A subtype of MICROSCOPIC COLITIS, characterized by chronic watery DIARRHEA of unknown origin, a normal COLONOSCOPY but abnormal histopathology on BIOPSY. Microscopic examination of biopsy samples taken from the COLON show infiltration of LYMPHOCYTES in the superficial EPITHELIUM and the underlying connective tissue (lamina propria).
The distal segment of the LARGE INTESTINE, between the SIGMOID COLON and the ANAL CANAL.
Sensitivity and Specificity
A condition characterized by chronic watery DIARRHEA of unknown origin, a normal COLONOSCOPY but abnormal histopathology on BIOPSY. This syndrome was first described in 1980 by Read and associates. Subtypes include COLLAGENOUS COLITIS and LYMPHOCYTIC COLITIS. Both have similar clinical symptoms and are distinguishable only by histology.
Tumors or cancer of the RECTUM.
A subtype of MICROSCOPIC COLITIS, characterized by chronic watery DIARRHEA of unknown origin, a normal COLONOSCOPY but abnormal histopathology on BIOPSY. Microscopic examination of biopsy samples taken from the COLON show larger-than-normal band of subepithelial COLLAGEN.
Polymers of ETHYLENE OXIDE and water, and their ethers. They vary in consistency from liquid to solid depending on the molecular weight indicated by a number following the name. They are used as SURFACTANTS, dispersing agents, solvents, ointment and suppository bases, vehicles, and tablet excipients. Some specific groups are NONOXYNOLS, OCTOXYNOLS, and POLOXAMERS.
Resin from wood of certain species of GUAIACUM. It is used as clinical reagent for occult blood.
An adenoma of the large intestine.
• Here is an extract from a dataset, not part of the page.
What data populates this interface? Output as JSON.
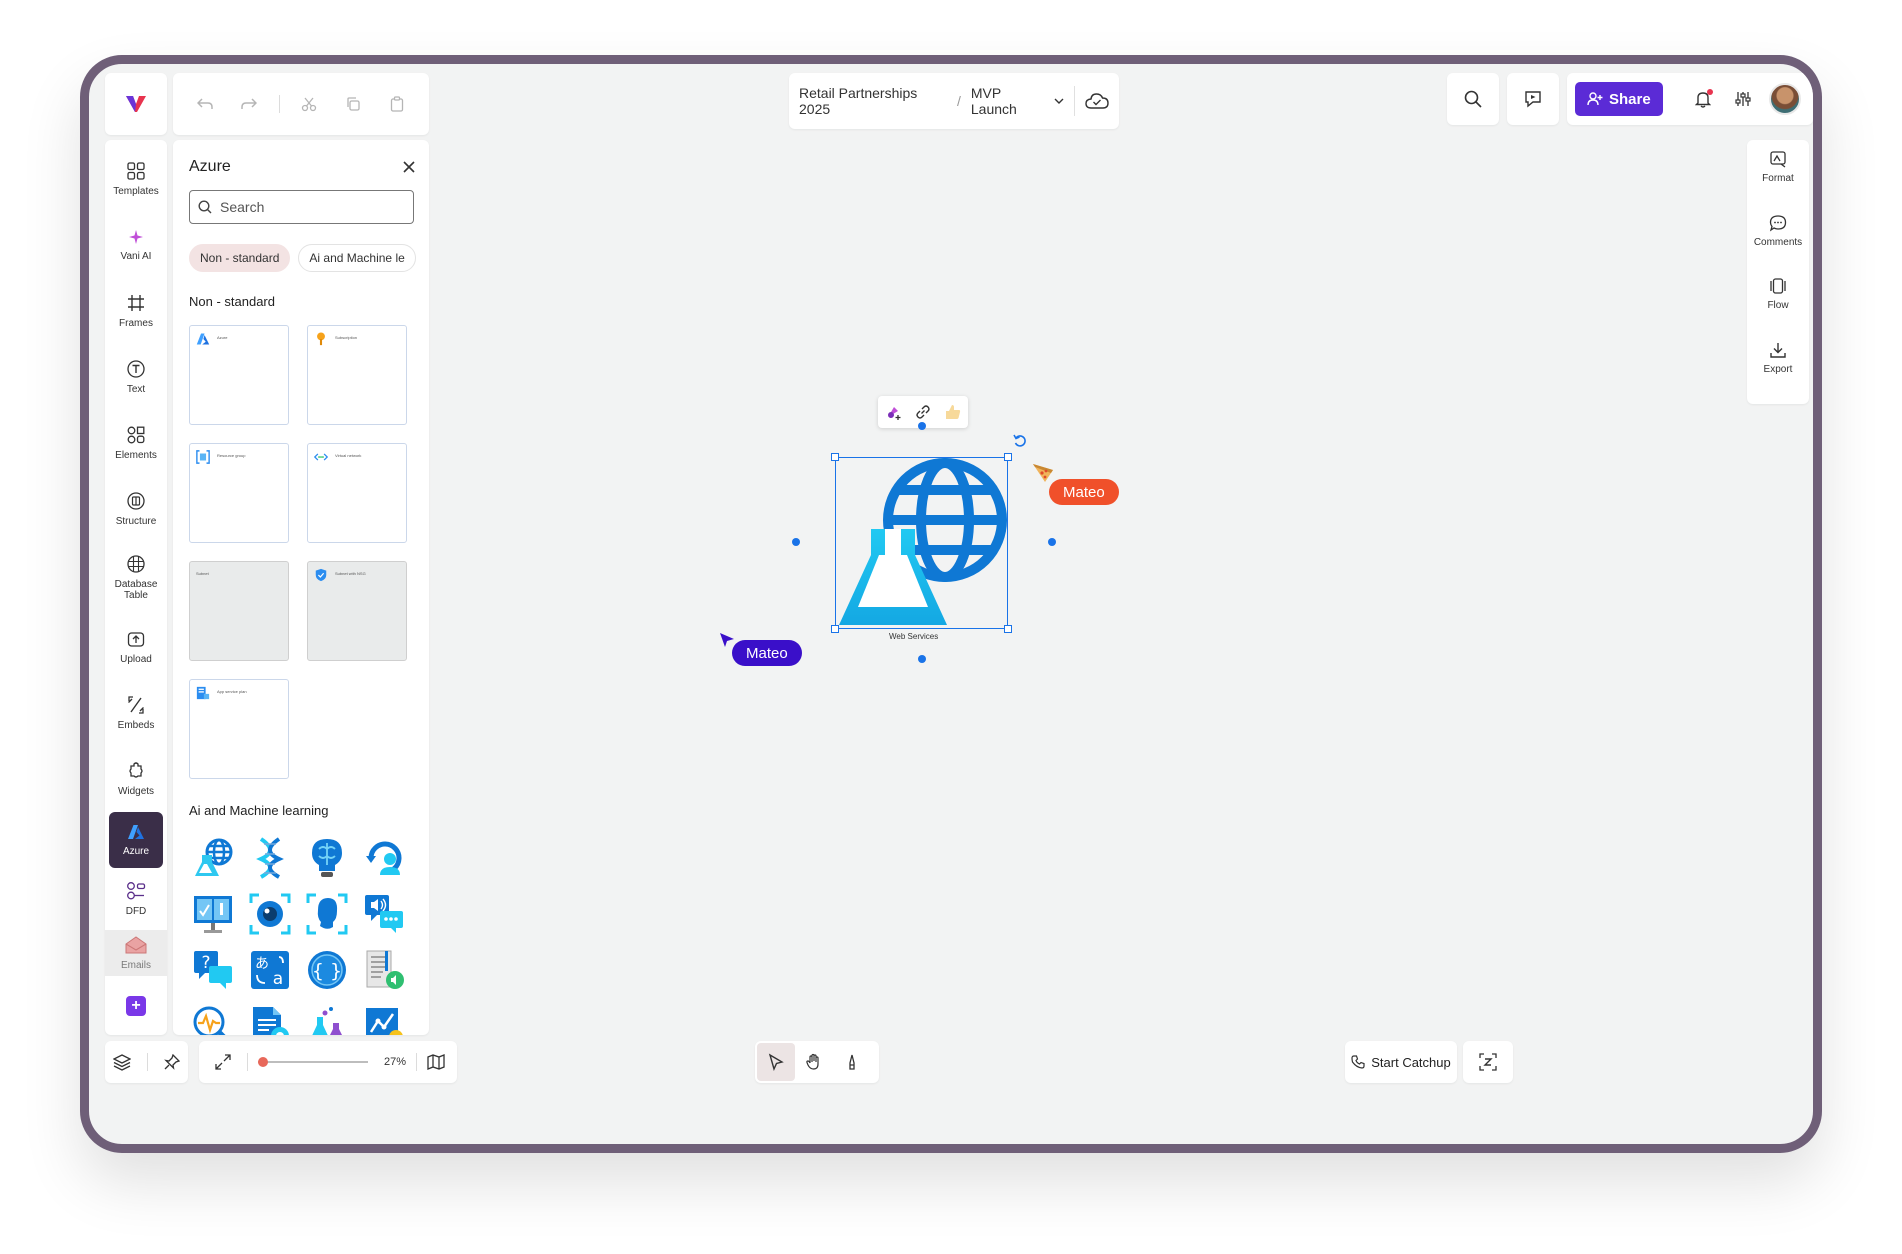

It is usually a solitary, sessile, often large, tumor of colonic mucosa composed of mucinous epithelium covering delicate vascular projections. Hypersecretion and malignant changes occur frequently. (Stedman, 25th ed)
The process of helping patients to effectively and efficiently use the health care system when faced with one or more of these challenges: (1) choosing, understanding, and using health coverage or applying for assistance when uninsured; (2) choosing, using, and understanding different types of health providers and services; (3) making treatment decisions; and (4) managing care received by multiple providers.